Open main menu

Wikimedia Commons β

Stuart tank

1940s light tank of American origin
English: The Stuart was an American light tank of World War II used by both U.S. and British forces, among others. The "Stuart" name, coined by the British, comes from the Civil War general Jeb Stuart and was used for both the M3 and M5 light tanks. To the U.S. Army the tanks were officially known as Light Tank, M3 and Light Tank, M5.

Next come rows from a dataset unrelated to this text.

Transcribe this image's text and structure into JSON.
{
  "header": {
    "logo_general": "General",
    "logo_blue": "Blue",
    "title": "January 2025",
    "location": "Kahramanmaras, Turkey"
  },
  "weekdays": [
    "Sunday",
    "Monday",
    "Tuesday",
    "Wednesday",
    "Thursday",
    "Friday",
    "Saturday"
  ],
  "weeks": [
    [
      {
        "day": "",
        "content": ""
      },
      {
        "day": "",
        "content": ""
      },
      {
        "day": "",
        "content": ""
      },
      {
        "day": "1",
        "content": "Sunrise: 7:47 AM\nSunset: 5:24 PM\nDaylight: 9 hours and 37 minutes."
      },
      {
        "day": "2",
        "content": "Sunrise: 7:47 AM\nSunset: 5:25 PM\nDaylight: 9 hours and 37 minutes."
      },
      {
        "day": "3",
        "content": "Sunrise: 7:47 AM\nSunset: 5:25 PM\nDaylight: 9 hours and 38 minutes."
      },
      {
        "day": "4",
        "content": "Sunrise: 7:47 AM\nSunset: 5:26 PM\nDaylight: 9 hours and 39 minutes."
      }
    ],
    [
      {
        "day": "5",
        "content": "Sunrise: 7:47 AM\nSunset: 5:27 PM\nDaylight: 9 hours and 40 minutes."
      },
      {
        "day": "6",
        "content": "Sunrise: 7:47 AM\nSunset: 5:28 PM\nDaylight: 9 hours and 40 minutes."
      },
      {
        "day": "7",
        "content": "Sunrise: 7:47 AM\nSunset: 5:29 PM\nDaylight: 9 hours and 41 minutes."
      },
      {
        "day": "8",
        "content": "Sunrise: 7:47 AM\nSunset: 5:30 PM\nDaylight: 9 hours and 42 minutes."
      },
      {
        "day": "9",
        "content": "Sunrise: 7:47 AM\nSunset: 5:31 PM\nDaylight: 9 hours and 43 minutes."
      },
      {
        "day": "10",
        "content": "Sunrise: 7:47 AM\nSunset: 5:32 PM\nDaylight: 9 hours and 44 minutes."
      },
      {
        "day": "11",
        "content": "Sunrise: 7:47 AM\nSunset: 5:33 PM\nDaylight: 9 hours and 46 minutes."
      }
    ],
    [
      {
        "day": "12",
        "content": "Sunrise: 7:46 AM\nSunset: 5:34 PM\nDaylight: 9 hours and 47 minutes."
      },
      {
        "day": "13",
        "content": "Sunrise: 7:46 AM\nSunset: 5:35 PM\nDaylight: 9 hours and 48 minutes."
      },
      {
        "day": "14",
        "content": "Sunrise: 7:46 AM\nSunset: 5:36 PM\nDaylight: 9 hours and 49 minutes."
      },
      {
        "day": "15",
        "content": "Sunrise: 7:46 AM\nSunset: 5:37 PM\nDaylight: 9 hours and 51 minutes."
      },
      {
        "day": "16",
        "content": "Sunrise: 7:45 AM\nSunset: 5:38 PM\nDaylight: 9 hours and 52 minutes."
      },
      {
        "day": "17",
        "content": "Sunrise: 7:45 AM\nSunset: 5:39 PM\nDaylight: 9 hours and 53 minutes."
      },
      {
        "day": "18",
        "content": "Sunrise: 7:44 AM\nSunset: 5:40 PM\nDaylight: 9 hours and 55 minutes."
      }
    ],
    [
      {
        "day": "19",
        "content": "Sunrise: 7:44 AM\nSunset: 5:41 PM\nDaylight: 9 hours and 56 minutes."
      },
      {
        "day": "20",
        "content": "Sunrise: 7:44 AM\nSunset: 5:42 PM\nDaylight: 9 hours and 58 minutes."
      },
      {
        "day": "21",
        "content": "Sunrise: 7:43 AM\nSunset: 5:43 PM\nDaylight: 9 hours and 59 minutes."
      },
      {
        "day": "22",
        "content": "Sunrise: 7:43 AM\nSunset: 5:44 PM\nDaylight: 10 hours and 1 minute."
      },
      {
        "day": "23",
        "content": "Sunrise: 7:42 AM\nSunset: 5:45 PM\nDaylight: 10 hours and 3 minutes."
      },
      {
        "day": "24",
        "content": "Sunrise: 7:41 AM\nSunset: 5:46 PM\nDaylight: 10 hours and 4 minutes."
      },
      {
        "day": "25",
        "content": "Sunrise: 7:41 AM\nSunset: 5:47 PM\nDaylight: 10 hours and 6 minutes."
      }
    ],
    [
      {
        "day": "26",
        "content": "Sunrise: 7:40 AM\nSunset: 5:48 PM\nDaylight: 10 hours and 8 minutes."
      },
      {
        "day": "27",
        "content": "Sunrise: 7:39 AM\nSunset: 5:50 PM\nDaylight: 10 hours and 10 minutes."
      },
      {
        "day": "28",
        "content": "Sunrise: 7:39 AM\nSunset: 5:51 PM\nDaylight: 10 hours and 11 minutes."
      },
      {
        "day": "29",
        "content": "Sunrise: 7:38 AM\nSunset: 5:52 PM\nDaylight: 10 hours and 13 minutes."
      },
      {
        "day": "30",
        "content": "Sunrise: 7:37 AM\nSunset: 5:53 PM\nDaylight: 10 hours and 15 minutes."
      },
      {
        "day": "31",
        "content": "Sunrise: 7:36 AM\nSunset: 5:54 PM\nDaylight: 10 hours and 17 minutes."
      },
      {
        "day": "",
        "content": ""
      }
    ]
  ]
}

English: The M3 Stuart, introduced in 1941, was the earliest Stuart version. The British called it the Stuart I or Stuart II, depending on whether it had a gasoline or diesel engine. The M3 was developed from the preceding M2A4 light tank by thickening the armor, redesigning the main gun's recoil compensator so that it no longer protruded from the turret, and altering the suspension so that the rear idler wheel rested on the ground, reducing the tank's ground pressure. Unlike later Stuart versions, the M3 had a turret with a cupola for the commander, and its side sponsons held machine guns that were aimed and fired by the tank's driver. (Some late M3s had a newer turret without a cupola which was also used on the M3A1.)
English: The M3A1 Stuart, introduced in 1942, was the successor to the M3. The British called the gasoline-engined version the Stuart III and the diesel one the Stuart IV. The M3A1 had a new turret without a cupola; unlike the M3's turret, which was traversed by hand, that of the M3A1 had power traverse. The sponson machine guns were eliminated from the M3A1.
English: The M3A3 Stuart, introduced later in 1942, was the last model of the M3 line. The British called it the Stuart V. The M3A3 had a greatly modified hull, much like that of the M5 Stuart (see below) which had been introduced slightly earlier. Previous M3 versions had a hull with a low front, the superstructure beginning just underneath the turret. The new hull for the M5 and M3A3 rose more steeply in front, providing more internal space. On the M3A3 the hull had inward sloping sides and a flat rear deck. The M3A3 also had a lengthened turret with a rear extension for a radio compartment. This M3 version was not used by U.S. forces, instead being supplied to U.S. allies.
English: The M5 Stuart, introduced in early 1942 and dubbed Stuart VI by the British, was a new Stuart version powered by twin V8 automobile engines. M3 series Stuarts had used radial airplane engines, and war demands made these engines hard to obtain. The M5's hull was also redesigned, with a uniformly sloping front, flat sides, and an elevated rear deck to make room for the new engines. (This also formed the basis for the M3A3's hull.) The original M5 had a relative short turret, which would be extended in the later M5A1 (see below).
English: The M5A1 Stuart, introduced in late 1942, was the final Stuart version. (The British used their Stuart VI designation for this version as well, not distinguishing it from the original M5.) The M5A1 was a modified M5 with the same extended turret as on the M3A3. This turret had an anti-aircraft machine-gun mount on its right side, rather than on the rear as on previous Stuarts. On late versions of the M5A1 there is a curved shield covering this mount.